Schefter "improperly obtained" the defensive end's medical chart, which showed he had his right index finger amputated
FILE - In this Dec. 6, 2015, file photo, New York Giants defensive end Jason Pierre-Paul reacts during the Giants' NFL football game against the New York Jets in East Rutherford, N.J. Pierre-Paul has filed a lawsuit seeking in more than $15,000 in damages against ESPN and reporter Adam Schefter for posting his medical records. The lawsuit, filed Wednesday, Feb. 24, 2016, in Miami Dade County in Florida, alleges that Pierre-Paul's privacy was violated–as was Florida's medical records statute–by the report last summer after the player severely injured his right hand in a fireworks accident on July 4. (AP Photo/Bill Kostroun),
25 of February 2016 09:40:02
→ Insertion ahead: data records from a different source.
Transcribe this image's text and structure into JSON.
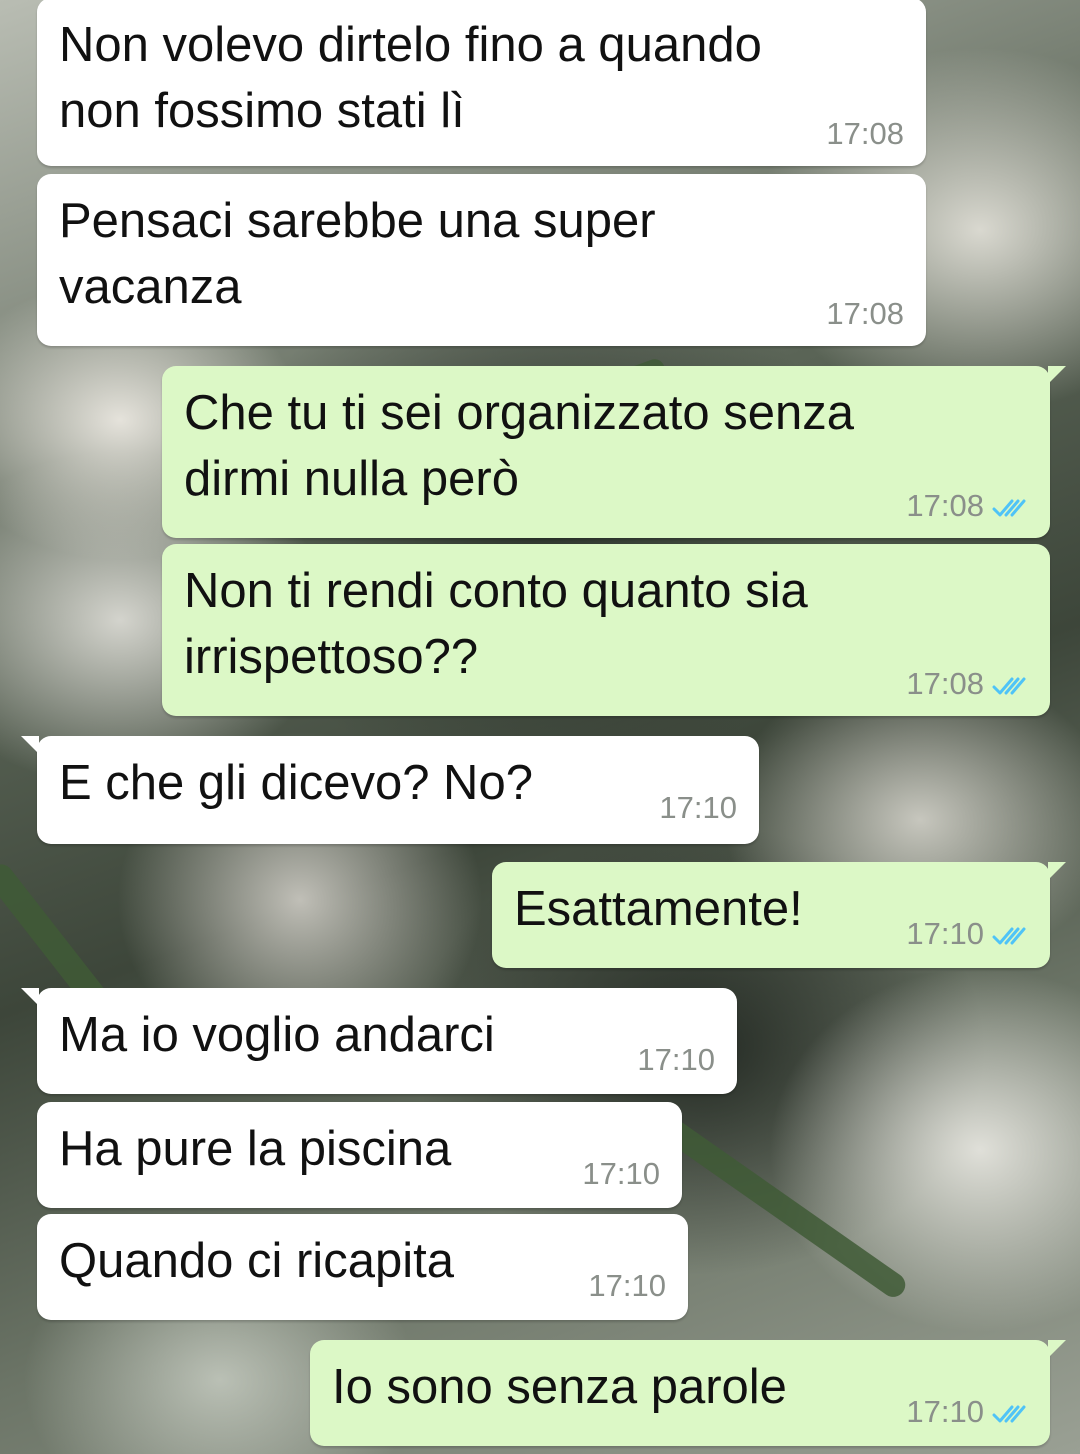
{
  "messages": [
    {
      "direction": "in",
      "text": "Non volevo dirtelo fino a quando\nnon fossimo stati lì",
      "time": "17:08"
    },
    {
      "direction": "in",
      "text": "Pensaci sarebbe una super\nvacanza",
      "time": "17:08"
    },
    {
      "direction": "out",
      "text": "Che tu ti sei organizzato senza\ndirmi nulla però",
      "time": "17:08",
      "status": "read"
    },
    {
      "direction": "out",
      "text": "Non ti rendi conto quanto sia\nirrispettoso??",
      "time": "17:08",
      "status": "read"
    },
    {
      "direction": "in",
      "text": "E che gli dicevo? No?",
      "time": "17:10"
    },
    {
      "direction": "out",
      "text": "Esattamente!",
      "time": "17:10",
      "status": "read"
    },
    {
      "direction": "in",
      "text": "Ma io voglio andarci",
      "time": "17:10"
    },
    {
      "direction": "in",
      "text": "Ha pure la piscina",
      "time": "17:10"
    },
    {
      "direction": "in",
      "text": "Quando ci ricapita",
      "time": "17:10"
    },
    {
      "direction": "out",
      "text": "Io sono senza parole",
      "time": "17:10",
      "status": "read"
    }
  ],
  "colors": {
    "incoming_bubble": "#ffffff",
    "outgoing_bubble": "#dcf8c6",
    "read_ticks": "#4fc3f7",
    "timestamp": "#8a8f8a"
  },
  "icons": {
    "read_receipt": "double-check-icon"
  }
}
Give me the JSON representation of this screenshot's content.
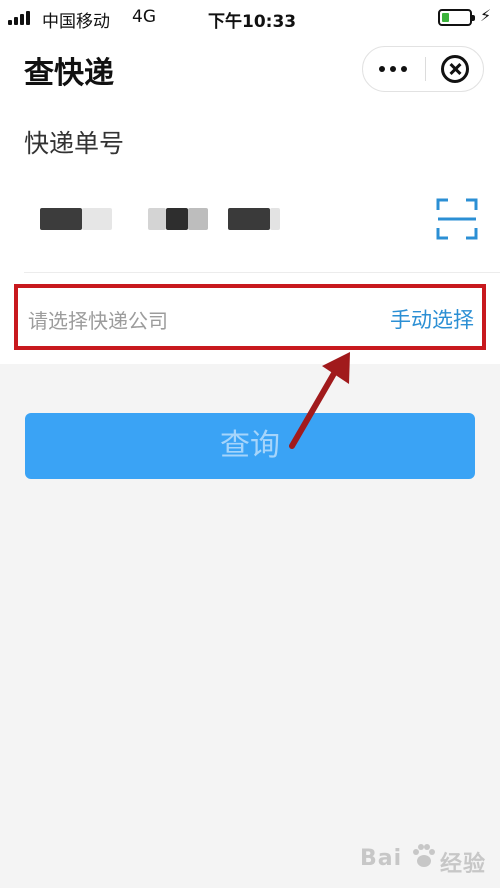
{
  "status_bar": {
    "carrier": "中国移动",
    "network": "4G",
    "time": "下午10:33",
    "battery_level": 0.25,
    "battery_color": "#3bb33b"
  },
  "header": {
    "title": "查快递",
    "more_icon": "more-dots-icon",
    "close_icon": "close-circle-icon"
  },
  "form": {
    "tracking_label": "快递单号",
    "tracking_value_state": "redacted",
    "scan_icon": "scan-icon",
    "company_placeholder": "请选择快递公司",
    "manual_select_label": "手动选择"
  },
  "search_button": {
    "label": "查询",
    "color": "#3aa3f5"
  },
  "annotation": {
    "highlight_color": "#c8191e"
  },
  "watermark": {
    "text_left": "Bai",
    "text_right": "经验"
  }
}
NEW YORK — Giants defensive end Jason Pierre-Paul filed a lawsuit Wednesday against ESPN and reporter Adam Schefter for posting his medical records last summer.The lawsuit, filed in Miami Dade County in Florida, alleges that Pierre-Paul's privacy was violated — as was the state's medical records statute — by the report after the player severely injured his right hand in a fireworks accident on July 4.The New York Post first reported the lawsuit Wednesday night.The lawsuit doesn't specify how much money Pierre-Paul is seeking, other than it "is an action for damages in excess of $15,000."According to Pierre-Paul's lawyers, Mitchell Schuster and Kevin Fritz, Schefter "improperly obtained" the defensive end's medical chart, which showed he had his right index finger amputated at Jackson Memorial Hospital in Miami.According to Florida statute 456.057, patients' medical records can't be given to or discussed with anyone not involved in their care — something the suit alleges Schefter violated.Schefter posted a photo of Pierre-Paul's chart on July 8 on Twitter, where he currently has more than 4.5 million followers."This action arises out of ESPN reporter Schefter's blatant disregard for the private and confidential nature of Plaintiff's medical records," the lawsuit states, "all so Schefter could show the world that he had 'supporting proof' of a surgical procedure."In a later interview with Sports Illustrated, Schefter said he "could have and should have done even more to protect (Pierre-Paul's) medical records," according to the lawsuit.The suit also states that while Pierre-Paul's amputation "may have been of legitimate public concern, the chart itself was not."Pierre Paul returned to the Giants last season for the final eight games and started them all. He managed only one sack and struggled to finish plays with his hand wrapped to protect it.Pierre-Paul had surgery on the hand after the season, hoping to improve flexibility. He is scheduled to be a free agent this offseason.